WHAT IS Mindfulness-Based Stress Reduction (MBSR)?
In this program that is both intensive and deeply nourishing, you will learn to access and cultivate your natural capacity to actively engage in caring for yourself and find greater balance, ease, and peace of mind. MBSR uses meditation, yoga, inquiry and informal daily mindfulness practices as a way of training people to relate differently to the stresses in their lives. The central focus of MBSR is intensive training in mindfulness meditation and its integration into the challenges and adventures of everyday life.
Some of the skills people learn in MBSR courses are:
- Practical coping skills to improve the ability to handle stressful situations
- Methods for being physically and mentally more at ease
- Gentle conditioning exercises to strengthen the body and release muscular tension
- Awareness of the interplay of mind and body in health and illness, and how to work with that

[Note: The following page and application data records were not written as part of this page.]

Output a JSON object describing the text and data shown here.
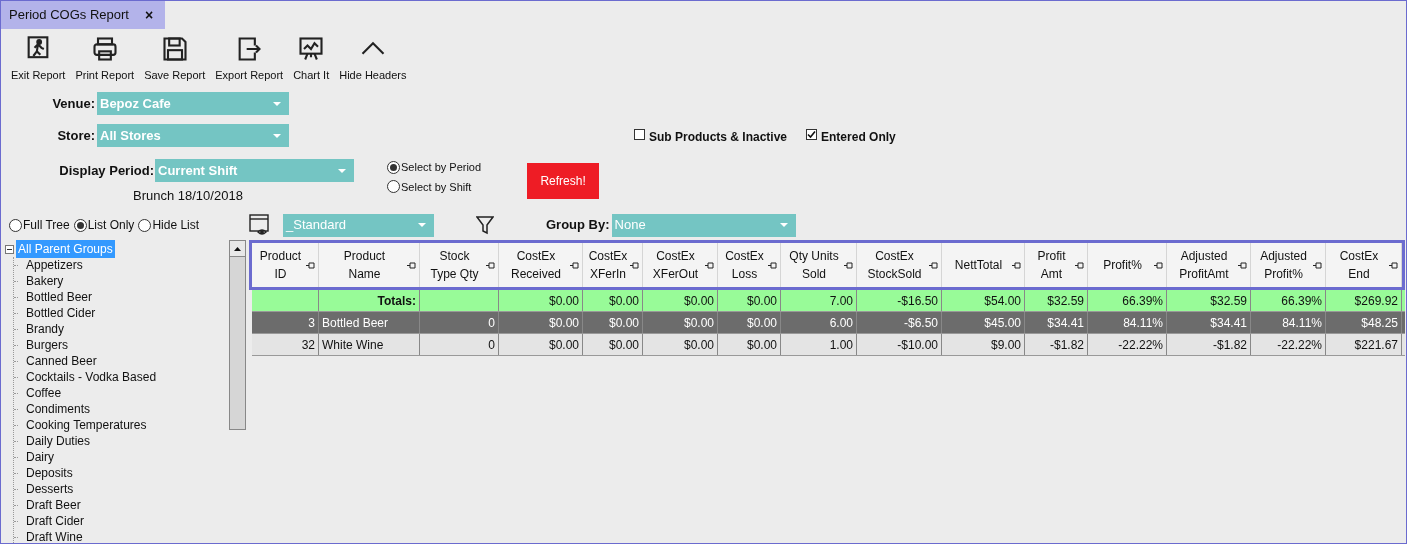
{
  "tab": {
    "title": "Period COGs Report",
    "close": "×"
  },
  "toolbar": [
    {
      "kind": "exit",
      "label": "Exit Report"
    },
    {
      "kind": "print",
      "label": "Print Report"
    },
    {
      "kind": "save",
      "label": "Save Report"
    },
    {
      "kind": "export",
      "label": "Export Report"
    },
    {
      "kind": "chart",
      "label": "Chart It"
    },
    {
      "kind": "collapse",
      "label": "Hide Headers"
    }
  ],
  "venue": {
    "label": "Venue:",
    "value": "Bepoz Cafe"
  },
  "store": {
    "label": "Store:",
    "value": "All Stores"
  },
  "display_period": {
    "label": "Display Period:",
    "value": "Current Shift",
    "caption": "Brunch 18/10/2018"
  },
  "period_mode": [
    {
      "label": "Select by Period",
      "selected": true
    },
    {
      "label": "Select by Shift",
      "selected": false
    }
  ],
  "refresh_button": "Refresh!",
  "options": [
    {
      "label": "Sub Products & Inactive",
      "checked": false
    },
    {
      "label": "Entered Only",
      "checked": true
    }
  ],
  "tree_mode": [
    {
      "label": "Full Tree",
      "selected": false
    },
    {
      "label": "List Only",
      "selected": true
    },
    {
      "label": "Hide List",
      "selected": false
    }
  ],
  "layout": {
    "value": "_Standard"
  },
  "group_by": {
    "label": "Group By:",
    "value": "None"
  },
  "tree": {
    "label": "All Parent Groups",
    "selected": true,
    "expanded": true,
    "children": [
      {
        "label": "Appetizers",
        "selected": false
      },
      {
        "label": "Bakery",
        "selected": false
      },
      {
        "label": "Bottled Beer",
        "selected": false
      },
      {
        "label": "Bottled Cider",
        "selected": false
      },
      {
        "label": "Brandy",
        "selected": false
      },
      {
        "label": "Burgers",
        "selected": false
      },
      {
        "label": "Canned Beer",
        "selected": false
      },
      {
        "label": "Cocktails - Vodka Based",
        "selected": false
      },
      {
        "label": "Coffee",
        "selected": false
      },
      {
        "label": "Condiments",
        "selected": false
      },
      {
        "label": "Cooking Temperatures",
        "selected": false
      },
      {
        "label": "Daily Duties",
        "selected": false
      },
      {
        "label": "Dairy",
        "selected": false
      },
      {
        "label": "Deposits",
        "selected": false
      },
      {
        "label": "Desserts",
        "selected": false
      },
      {
        "label": "Draft Beer",
        "selected": false
      },
      {
        "label": "Draft Cider",
        "selected": false
      },
      {
        "label": "Draft Wine",
        "selected": false
      }
    ]
  },
  "table": {
    "columns": [
      "Product\nID",
      "Product\nName",
      "Stock\nType Qty",
      "CostEx\nReceived",
      "CostEx\nXFerIn",
      "CostEx\nXFerOut",
      "CostEx\nLoss",
      "Qty Units\nSold",
      "CostEx\nStockSold",
      "NettTotal",
      "Profit\nAmt",
      "Profit%",
      "Adjusted\nProfitAmt",
      "Adjusted\nProfit%",
      "CostEx\nEnd"
    ],
    "rows": [
      {
        "kind": "totals",
        "selected": false,
        "cells": [
          "",
          "Totals:",
          "",
          "$0.00",
          "$0.00",
          "$0.00",
          "$0.00",
          "7.00",
          "-$16.50",
          "$54.00",
          "$32.59",
          "66.39%",
          "$32.59",
          "66.39%",
          "$269.92"
        ]
      },
      {
        "kind": "data",
        "selected": true,
        "cells": [
          "3",
          "Bottled Beer",
          "0",
          "$0.00",
          "$0.00",
          "$0.00",
          "$0.00",
          "6.00",
          "-$6.50",
          "$45.00",
          "$34.41",
          "84.11%",
          "$34.41",
          "84.11%",
          "$48.25"
        ]
      },
      {
        "kind": "data",
        "selected": false,
        "cells": [
          "32",
          "White Wine",
          "0",
          "$0.00",
          "$0.00",
          "$0.00",
          "$0.00",
          "1.00",
          "-$10.00",
          "$9.00",
          "-$1.82",
          "-22.22%",
          "-$1.82",
          "-22.22%",
          "$221.67"
        ]
      }
    ]
  }
}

- The ability to face change and difficult times with greater ease and creativity
- The freedom to truly choose one’s response, versus reacting to what comes at us
The class meets once a week for 2 ½ hours. During that time, several forms of mindfulness practice are incrementally taught, and the group discusses its experience with integrating them into daily life. Specific time is allocated to exploring topics such as communication, technology, eating, commuting, stress reactions, and more. In addition, there is a Practice Day that occurs between the 6th and 7th week of the 8-week program. In addition to the practice in a supportive classroom environment, each participant engages in 45 min to an hour of mindfulness practice daily between classes as home practice to foster the development of a new routine, as well as increased spontaneous self-care when stressors appear. This home assignment, which evolves from week to week, is a combination of formal and informal practices.
MBSR was created by Dr. Jon Kabat-Zinn who founded in 1979 the Center for Mindfulness at the University of Massachusetts Medical School. It was originally developed for patients in chronic pain, undergoing intensive treatments for cancer, AIDS and other serious illness, but has since expanded and been incorporated into the daily lives of ten of thousands of people, whether they are dealing with the stress of illness or the stress of daily life. Since its inception, thousands of people around the world have completed the seminal eight-week Mindfulness-Based Stress Reduction Program, and have learned how to use their innate resources and abilities to respond more effectively to stress, pain, and illness.
(This is a short list of an ever-expanding field of scientific exploration, based on a selection by the Center for Mindfulness at Umass).
Anxiety (Hoge, Bui, Marques, Metcalf, Morris, Robinaugh, et. al., 2013)
Asthma (Pbert, Madison, Druker, Olendzki, Magner, Reed, et. al., 2012)
Cancer (Carlson, Doll, Stephen, Faris, Tamagawa, Drysdale, & Speca, 2013)
Chronic Pain (Reiner, Tibi, & Lipsitz, 2013)
Diabetes (Hartmann, Kopf, Kircher, Faude-Lang, Djuric, Augstein, et. al., 2012)
Fibromyalgia (Schmidt, Grossman, Schwarzer, Jena, Naumann, & Walach, 2011)
Gastrointestinal Disorders (Zernicke, Campbell, Blustein, Fung, Johnson, Bacon, & Carlson, 2013)
Heart Disease (Sullivan, Wood, Terry, Brantley, Charles, McGee, Johnson, et. al., 2009)
HIV (Duncan, Moskowitz, Neilands, Dilworth, Hecht, & Johnson, 2012)
Hot Flashes (Carmody, Crawford, Salmoirago-Blotcher, Leung, Churchill, & Olendzki, 2011)
Hypertension (Hughes, Fresco, Myerscough, van Dulmen, Carlson, & Josephson, 2013)
Major Depression (Chiesa & Serretti, 2011)
Mood Disorders (Hofmann, Sawyer, Witt, & Oh, 2010)
Sleep Disturbances (Andersen, Wurtzen, Steding-Jessen, Christensen, Andersen, Flyger, et. al., 2013)
Stress Disorders (Kearney, McDermott, Malte, Martinez, & Simpson, 2012)